» Items from an interface collection

>>>>>

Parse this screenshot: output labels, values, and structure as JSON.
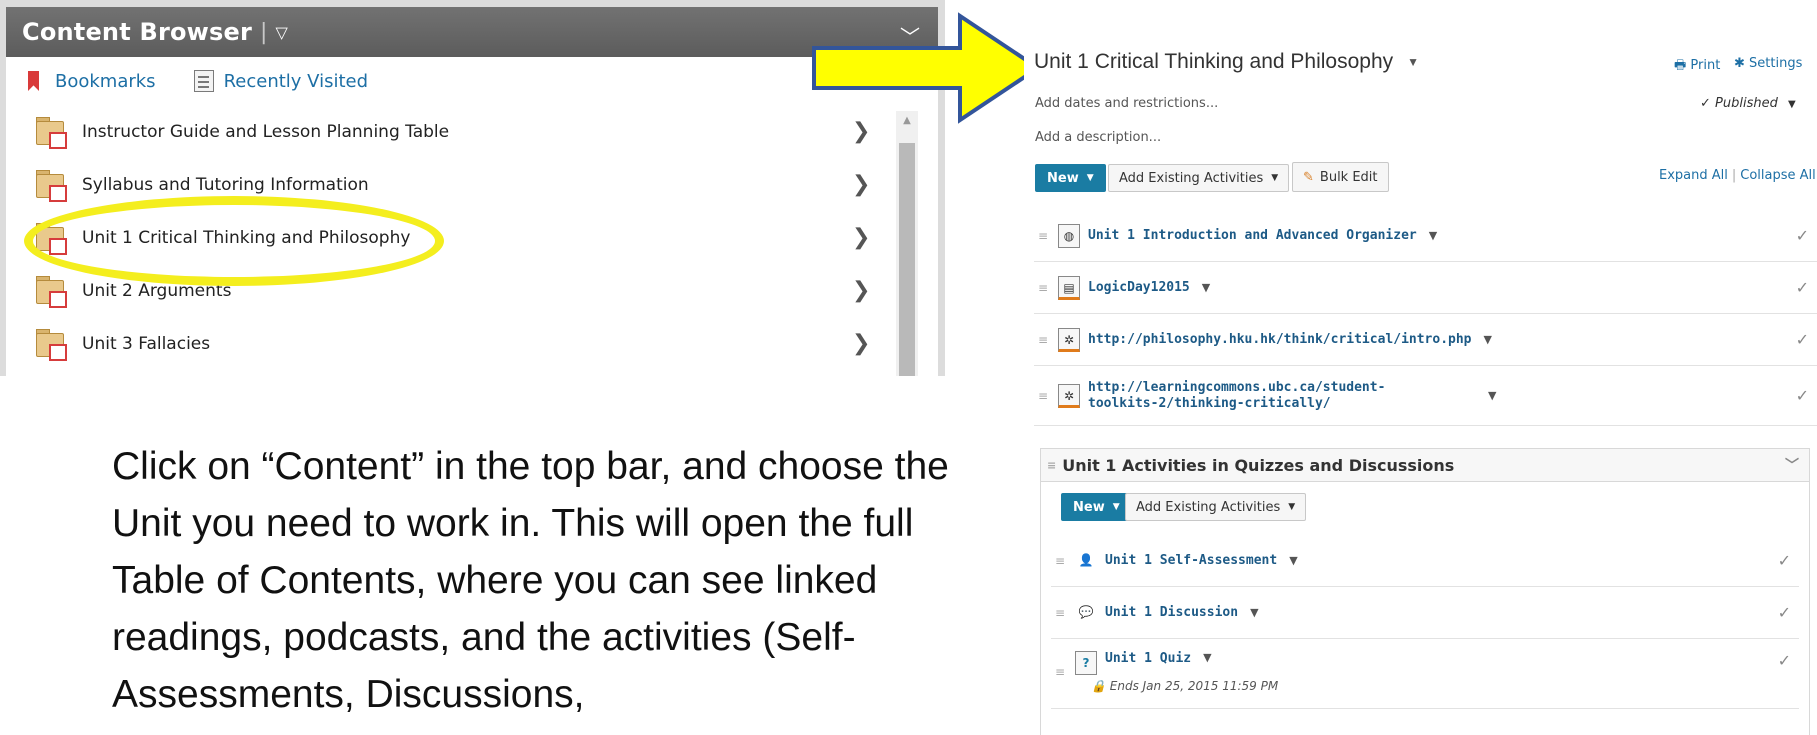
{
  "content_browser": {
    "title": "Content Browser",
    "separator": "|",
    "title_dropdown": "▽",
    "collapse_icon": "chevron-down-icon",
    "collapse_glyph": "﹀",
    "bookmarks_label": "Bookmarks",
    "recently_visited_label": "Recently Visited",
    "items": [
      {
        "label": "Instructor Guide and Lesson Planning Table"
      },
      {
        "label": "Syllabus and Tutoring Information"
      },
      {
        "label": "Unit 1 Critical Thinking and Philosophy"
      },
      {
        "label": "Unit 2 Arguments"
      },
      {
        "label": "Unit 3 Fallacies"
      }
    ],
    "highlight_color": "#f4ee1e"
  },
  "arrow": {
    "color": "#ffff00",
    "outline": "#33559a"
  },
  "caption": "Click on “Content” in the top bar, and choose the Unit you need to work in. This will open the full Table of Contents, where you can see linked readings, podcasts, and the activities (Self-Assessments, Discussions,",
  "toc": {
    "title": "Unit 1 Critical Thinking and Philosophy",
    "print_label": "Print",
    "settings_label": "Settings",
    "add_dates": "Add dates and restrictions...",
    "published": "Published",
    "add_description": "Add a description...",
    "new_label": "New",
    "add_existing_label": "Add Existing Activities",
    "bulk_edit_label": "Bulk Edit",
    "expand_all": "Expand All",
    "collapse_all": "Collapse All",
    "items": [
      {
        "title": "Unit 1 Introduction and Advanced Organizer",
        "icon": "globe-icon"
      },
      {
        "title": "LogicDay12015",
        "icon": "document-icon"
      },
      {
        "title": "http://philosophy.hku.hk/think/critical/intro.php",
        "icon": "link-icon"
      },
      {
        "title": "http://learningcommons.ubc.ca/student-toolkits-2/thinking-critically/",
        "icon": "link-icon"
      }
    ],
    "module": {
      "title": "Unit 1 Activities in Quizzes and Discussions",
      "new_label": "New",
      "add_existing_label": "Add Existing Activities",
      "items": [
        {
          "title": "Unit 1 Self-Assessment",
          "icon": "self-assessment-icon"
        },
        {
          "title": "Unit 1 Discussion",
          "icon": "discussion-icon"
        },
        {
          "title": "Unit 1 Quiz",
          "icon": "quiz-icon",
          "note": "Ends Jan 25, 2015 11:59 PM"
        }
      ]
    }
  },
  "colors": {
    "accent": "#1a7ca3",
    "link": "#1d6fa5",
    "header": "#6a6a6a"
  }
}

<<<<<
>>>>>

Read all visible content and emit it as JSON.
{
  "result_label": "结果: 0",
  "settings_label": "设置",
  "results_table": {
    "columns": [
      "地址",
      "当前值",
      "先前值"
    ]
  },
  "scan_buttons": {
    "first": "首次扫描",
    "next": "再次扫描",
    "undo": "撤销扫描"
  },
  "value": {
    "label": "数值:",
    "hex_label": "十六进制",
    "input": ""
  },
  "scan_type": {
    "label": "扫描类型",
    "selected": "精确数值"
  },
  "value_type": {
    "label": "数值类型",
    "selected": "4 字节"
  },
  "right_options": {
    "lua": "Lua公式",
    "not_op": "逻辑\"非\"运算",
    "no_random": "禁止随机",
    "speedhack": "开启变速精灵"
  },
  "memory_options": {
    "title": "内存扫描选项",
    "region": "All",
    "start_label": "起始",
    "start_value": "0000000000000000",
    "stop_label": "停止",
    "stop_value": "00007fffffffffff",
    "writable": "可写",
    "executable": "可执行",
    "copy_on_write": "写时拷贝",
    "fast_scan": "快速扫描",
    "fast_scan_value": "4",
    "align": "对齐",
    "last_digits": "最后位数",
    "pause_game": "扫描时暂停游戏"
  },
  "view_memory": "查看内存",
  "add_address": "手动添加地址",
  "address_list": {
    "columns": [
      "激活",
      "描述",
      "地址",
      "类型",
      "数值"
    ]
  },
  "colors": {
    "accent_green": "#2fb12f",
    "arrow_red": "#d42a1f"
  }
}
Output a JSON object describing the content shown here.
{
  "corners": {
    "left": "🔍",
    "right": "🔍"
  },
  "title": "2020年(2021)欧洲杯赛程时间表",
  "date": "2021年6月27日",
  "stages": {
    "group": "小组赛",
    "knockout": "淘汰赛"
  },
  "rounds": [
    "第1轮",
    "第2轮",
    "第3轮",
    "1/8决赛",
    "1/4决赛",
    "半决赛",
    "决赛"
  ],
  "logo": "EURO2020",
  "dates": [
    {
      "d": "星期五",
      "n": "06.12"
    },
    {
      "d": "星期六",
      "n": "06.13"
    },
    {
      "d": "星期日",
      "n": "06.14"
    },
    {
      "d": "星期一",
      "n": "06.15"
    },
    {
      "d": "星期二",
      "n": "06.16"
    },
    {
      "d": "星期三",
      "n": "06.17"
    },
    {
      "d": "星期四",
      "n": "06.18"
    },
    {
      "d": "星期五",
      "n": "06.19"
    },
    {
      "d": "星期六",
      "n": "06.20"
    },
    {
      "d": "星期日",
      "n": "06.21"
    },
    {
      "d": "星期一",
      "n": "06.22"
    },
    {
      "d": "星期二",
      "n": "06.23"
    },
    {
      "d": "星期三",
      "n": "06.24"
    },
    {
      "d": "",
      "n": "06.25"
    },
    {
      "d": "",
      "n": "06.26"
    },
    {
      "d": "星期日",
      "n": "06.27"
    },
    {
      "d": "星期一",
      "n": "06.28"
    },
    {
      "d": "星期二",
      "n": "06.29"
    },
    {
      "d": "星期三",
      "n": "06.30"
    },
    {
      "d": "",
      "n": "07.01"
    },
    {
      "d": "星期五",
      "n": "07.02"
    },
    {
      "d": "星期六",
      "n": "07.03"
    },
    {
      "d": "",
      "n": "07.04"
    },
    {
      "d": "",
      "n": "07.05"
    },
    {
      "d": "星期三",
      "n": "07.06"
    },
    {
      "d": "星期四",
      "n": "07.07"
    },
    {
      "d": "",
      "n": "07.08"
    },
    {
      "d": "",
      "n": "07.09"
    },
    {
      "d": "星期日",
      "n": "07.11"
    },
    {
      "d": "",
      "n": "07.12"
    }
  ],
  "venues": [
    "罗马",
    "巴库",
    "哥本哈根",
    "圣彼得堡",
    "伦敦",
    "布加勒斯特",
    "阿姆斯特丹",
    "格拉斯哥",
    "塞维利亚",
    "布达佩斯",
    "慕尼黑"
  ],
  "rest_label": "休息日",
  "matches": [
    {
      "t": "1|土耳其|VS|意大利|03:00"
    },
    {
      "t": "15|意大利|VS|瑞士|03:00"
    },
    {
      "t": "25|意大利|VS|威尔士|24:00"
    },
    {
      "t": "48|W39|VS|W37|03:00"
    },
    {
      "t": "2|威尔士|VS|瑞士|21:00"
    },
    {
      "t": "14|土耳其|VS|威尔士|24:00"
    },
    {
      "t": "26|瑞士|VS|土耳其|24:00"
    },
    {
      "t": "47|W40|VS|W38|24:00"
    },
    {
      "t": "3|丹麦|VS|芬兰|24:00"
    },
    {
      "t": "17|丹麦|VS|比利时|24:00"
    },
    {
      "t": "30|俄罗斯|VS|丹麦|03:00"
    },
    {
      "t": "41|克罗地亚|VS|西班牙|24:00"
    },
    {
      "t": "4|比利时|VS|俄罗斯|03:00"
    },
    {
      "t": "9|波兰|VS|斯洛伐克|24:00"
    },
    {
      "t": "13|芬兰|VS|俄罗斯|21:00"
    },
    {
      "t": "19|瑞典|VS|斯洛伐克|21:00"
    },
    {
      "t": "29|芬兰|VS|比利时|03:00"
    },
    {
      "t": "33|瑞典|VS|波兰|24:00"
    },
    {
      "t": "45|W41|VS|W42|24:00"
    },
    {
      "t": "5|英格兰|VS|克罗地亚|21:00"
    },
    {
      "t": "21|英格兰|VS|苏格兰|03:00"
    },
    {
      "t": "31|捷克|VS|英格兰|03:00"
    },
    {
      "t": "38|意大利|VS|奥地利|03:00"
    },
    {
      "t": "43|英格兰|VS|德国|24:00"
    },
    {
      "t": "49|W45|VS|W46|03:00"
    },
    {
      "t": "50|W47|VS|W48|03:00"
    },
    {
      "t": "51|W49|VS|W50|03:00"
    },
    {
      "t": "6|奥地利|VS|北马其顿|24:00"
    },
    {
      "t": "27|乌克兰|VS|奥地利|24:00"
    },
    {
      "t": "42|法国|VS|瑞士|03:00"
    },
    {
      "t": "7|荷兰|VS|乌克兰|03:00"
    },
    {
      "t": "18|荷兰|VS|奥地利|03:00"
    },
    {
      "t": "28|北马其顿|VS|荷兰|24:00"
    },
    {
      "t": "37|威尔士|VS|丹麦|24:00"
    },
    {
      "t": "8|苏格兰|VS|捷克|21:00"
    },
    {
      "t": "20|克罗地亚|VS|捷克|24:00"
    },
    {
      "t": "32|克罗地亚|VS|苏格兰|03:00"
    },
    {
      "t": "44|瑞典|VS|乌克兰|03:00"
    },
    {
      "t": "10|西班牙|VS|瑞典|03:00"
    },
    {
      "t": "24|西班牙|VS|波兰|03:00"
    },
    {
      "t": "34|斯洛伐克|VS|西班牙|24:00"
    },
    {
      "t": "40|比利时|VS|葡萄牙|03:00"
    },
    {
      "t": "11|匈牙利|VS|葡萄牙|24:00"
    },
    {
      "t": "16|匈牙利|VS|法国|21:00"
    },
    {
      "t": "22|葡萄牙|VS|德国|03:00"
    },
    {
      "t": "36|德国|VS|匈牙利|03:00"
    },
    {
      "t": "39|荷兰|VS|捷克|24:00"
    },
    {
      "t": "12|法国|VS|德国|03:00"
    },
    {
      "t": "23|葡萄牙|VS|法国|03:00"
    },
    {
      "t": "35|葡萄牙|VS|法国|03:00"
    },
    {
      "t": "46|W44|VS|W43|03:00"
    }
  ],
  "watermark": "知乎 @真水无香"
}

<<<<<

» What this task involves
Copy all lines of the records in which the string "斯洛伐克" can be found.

» Result of the task
      "t": "9|波兰|VS|斯洛伐克|24:00"
      "t": "19|瑞典|VS|斯洛伐克|21:00"
      "t": "34|斯洛伐克|VS|西班牙|24:00"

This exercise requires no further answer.